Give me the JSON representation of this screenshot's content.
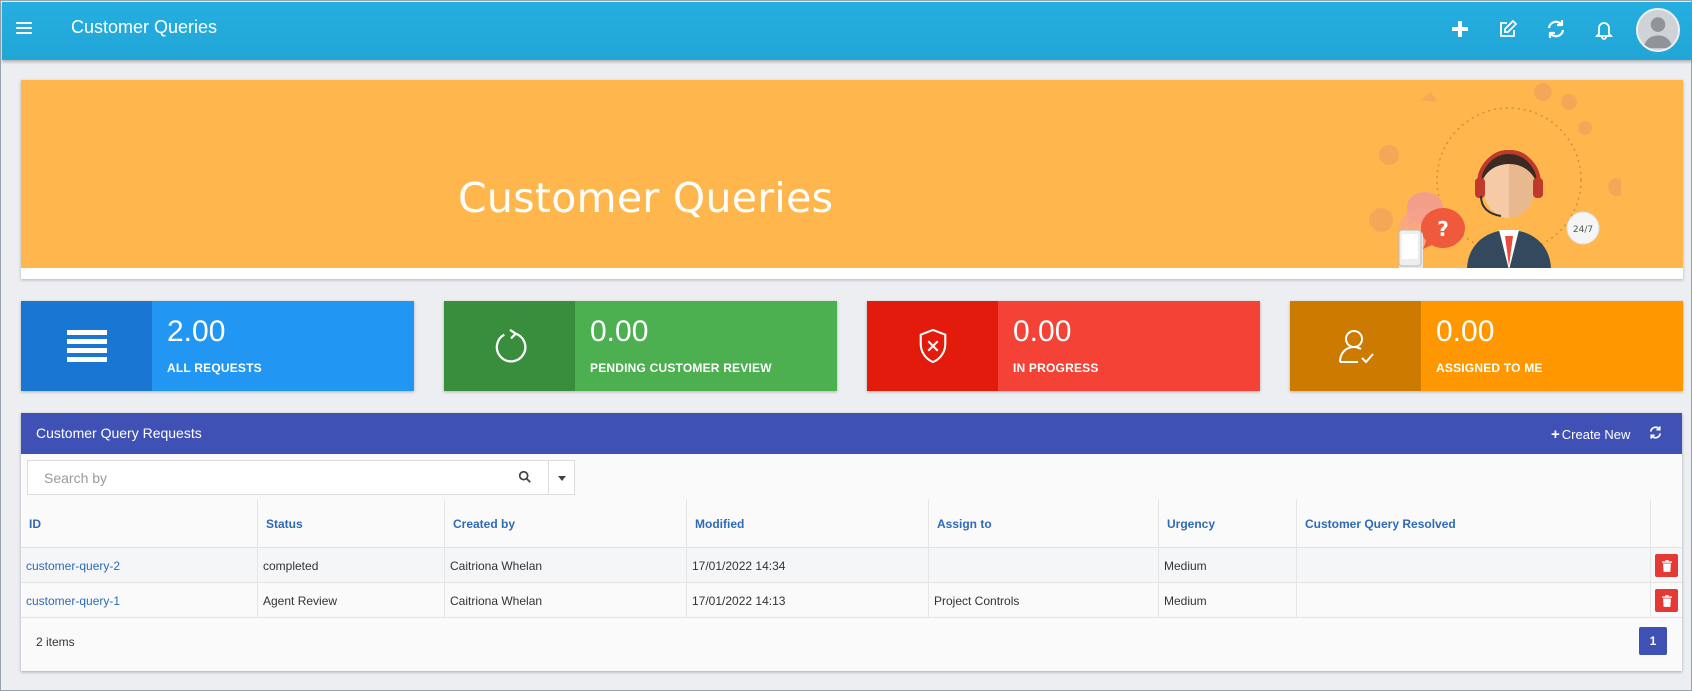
{
  "app": {
    "title": "Customer Queries"
  },
  "header": {
    "actions": [
      "add-icon",
      "edit-icon",
      "refresh-icon",
      "bell-icon",
      "avatar"
    ]
  },
  "banner": {
    "title": "Customer Queries"
  },
  "stats": [
    {
      "value": "2.00",
      "label": "ALL REQUESTS",
      "icon": "list-icon",
      "color": "#2196f3",
      "icon_bg": "#1976d2"
    },
    {
      "value": "0.00",
      "label": "PENDING CUSTOMER REVIEW",
      "icon": "sync-circle-icon",
      "color": "#4caf50",
      "icon_bg": "#388e3c"
    },
    {
      "value": "0.00",
      "label": "IN PROGRESS",
      "icon": "shield-x-icon",
      "color": "#f44336",
      "icon_bg": "#e31b0c"
    },
    {
      "value": "0.00",
      "label": "ASSIGNED TO ME",
      "icon": "user-check-icon",
      "color": "#ff9800",
      "icon_bg": "#cc7a00"
    }
  ],
  "panel": {
    "title": "Customer Query Requests",
    "create_label": "Create New",
    "search_placeholder": "Search by",
    "columns": [
      "ID",
      "Status",
      "Created by",
      "Modified",
      "Assign to",
      "Urgency",
      "Customer Query Resolved"
    ],
    "rows": [
      {
        "id": "customer-query-2",
        "status": "completed",
        "created_by": "Caitriona Whelan",
        "modified": "17/01/2022 14:34",
        "assign_to": "",
        "urgency": "Medium",
        "resolved": ""
      },
      {
        "id": "customer-query-1",
        "status": "Agent Review",
        "created_by": "Caitriona Whelan",
        "modified": "17/01/2022 14:13",
        "assign_to": "Project Controls",
        "urgency": "Medium",
        "resolved": ""
      }
    ],
    "item_count": "2 items",
    "page": "1"
  }
}
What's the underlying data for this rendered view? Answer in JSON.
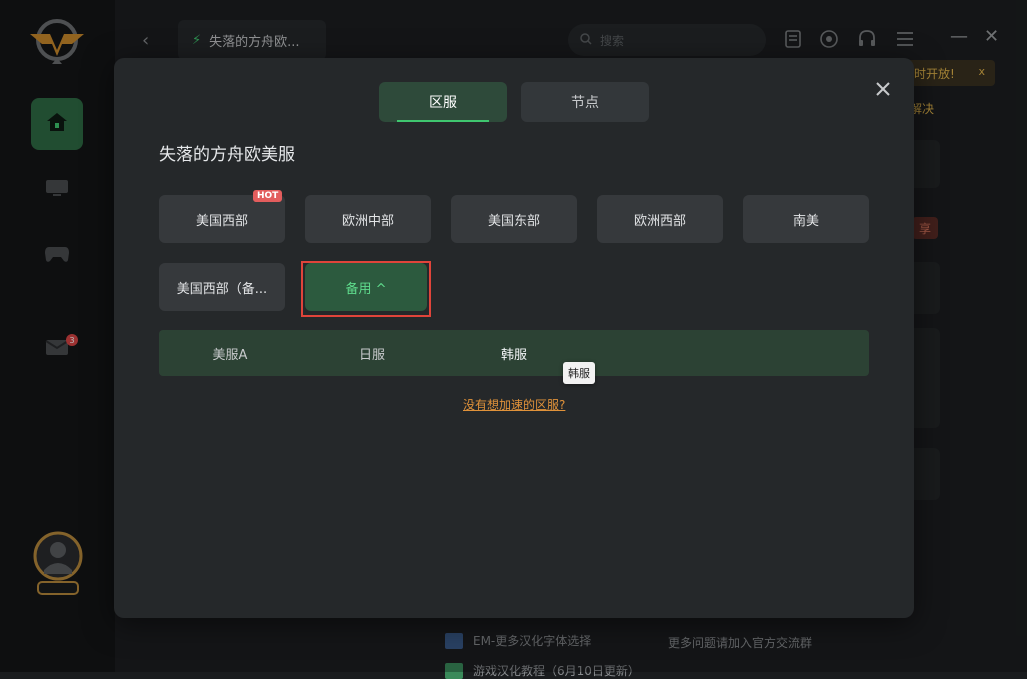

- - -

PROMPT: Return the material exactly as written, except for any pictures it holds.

SOLUTION FOR THIS EXERCISE:
Give me the JSON representation of this screenshot's content.
{
  "app": {
    "title": "Customer Queries"
  },
  "header": {
    "actions": [
      "add-icon",
      "edit-icon",
      "refresh-icon",
      "bell-icon",
      "avatar"
    ]
  },
  "banner": {
    "title": "Customer Queries"
  },
  "stats": [
    {
      "value": "2.00",
      "label": "ALL REQUESTS",
      "icon": "list-icon",
      "color": "#2196f3",
      "icon_bg": "#1976d2"
    },
    {
      "value": "0.00",
      "label": "PENDING CUSTOMER REVIEW",
      "icon": "sync-circle-icon",
      "color": "#4caf50",
      "icon_bg": "#388e3c"
    },
    {
      "value": "0.00",
      "label": "IN PROGRESS",
      "icon": "shield-x-icon",
      "color": "#f44336",
      "icon_bg": "#e31b0c"
    },
    {
      "value": "0.00",
      "label": "ASSIGNED TO ME",
      "icon": "user-check-icon",
      "color": "#ff9800",
      "icon_bg": "#cc7a00"
    }
  ],
  "panel": {
    "title": "Customer Query Requests",
    "create_label": "Create New",
    "search_placeholder": "Search by",
    "columns": [
      "ID",
      "Status",
      "Created by",
      "Modified",
      "Assign to",
      "Urgency",
      "Customer Query Resolved"
    ],
    "rows": [
      {
        "id": "customer-query-2",
        "status": "completed",
        "created_by": "Caitriona Whelan",
        "modified": "17/01/2022 14:34",
        "assign_to": "",
        "urgency": "Medium",
        "resolved": ""
      },
      {
        "id": "customer-query-1",
        "status": "Agent Review",
        "created_by": "Caitriona Whelan",
        "modified": "17/01/2022 14:13",
        "assign_to": "Project Controls",
        "urgency": "Medium",
        "resolved": ""
      }
    ],
    "item_count": "2 items",
    "page": "1"
  }
}
What's the underlying data for this rendered view? Answer in JSON.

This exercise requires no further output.